Packaging their multiple seafood brands to tell their brand story and steer the business into new export markets is the firm’s next focus area for long-term sales growth. The business is investing in brand experts and recently spent half a million dollars on marketing to fine tune the brand story and market products to different cultures.

In the age of disruption, consumers in China are increasingly using social media to recommend products they are using, such as WeChat with 806 million active accounts,1 and everyone in the supply chain is aware they need to be able to answer key consumer questions: Did you really produce this? Is it safe and good for you?

Looking forward, CMG aims to double its lobster and abalone exports through understanding the customer, ensuring consumers are aware of their seafood story and through operational and supply chain efficiency.

“It’s no secret – CMG wants growth,” says Wray. “We want to be Australia’s largest exporter of luxury seafood. We know the world wants our products – and CMG has the people, structures and processes in place to do it.”
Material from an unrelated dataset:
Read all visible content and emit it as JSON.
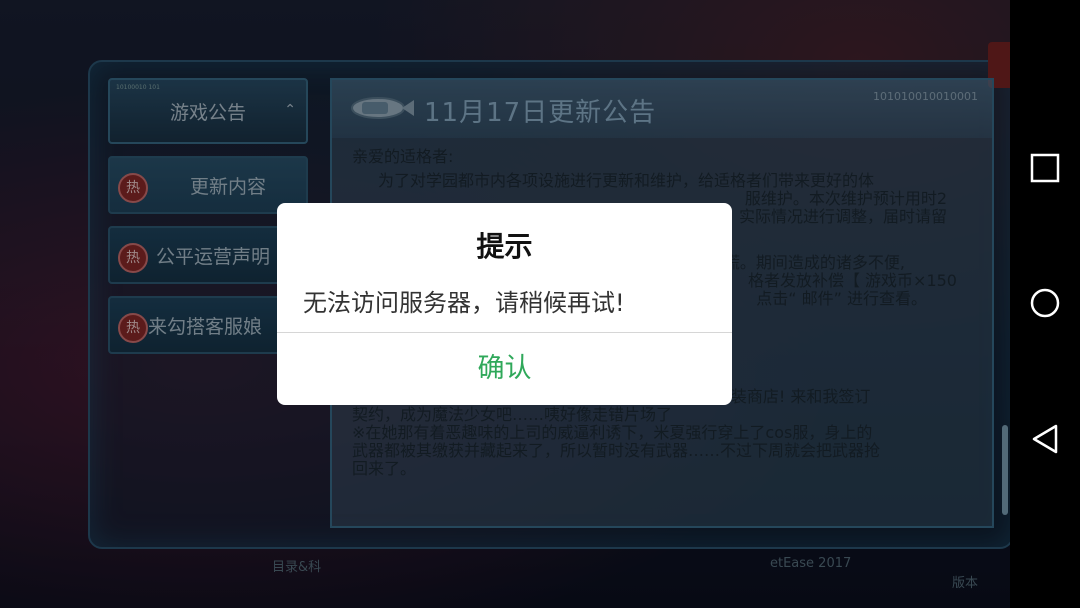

This article was first published in Business View magazine (Issue 22).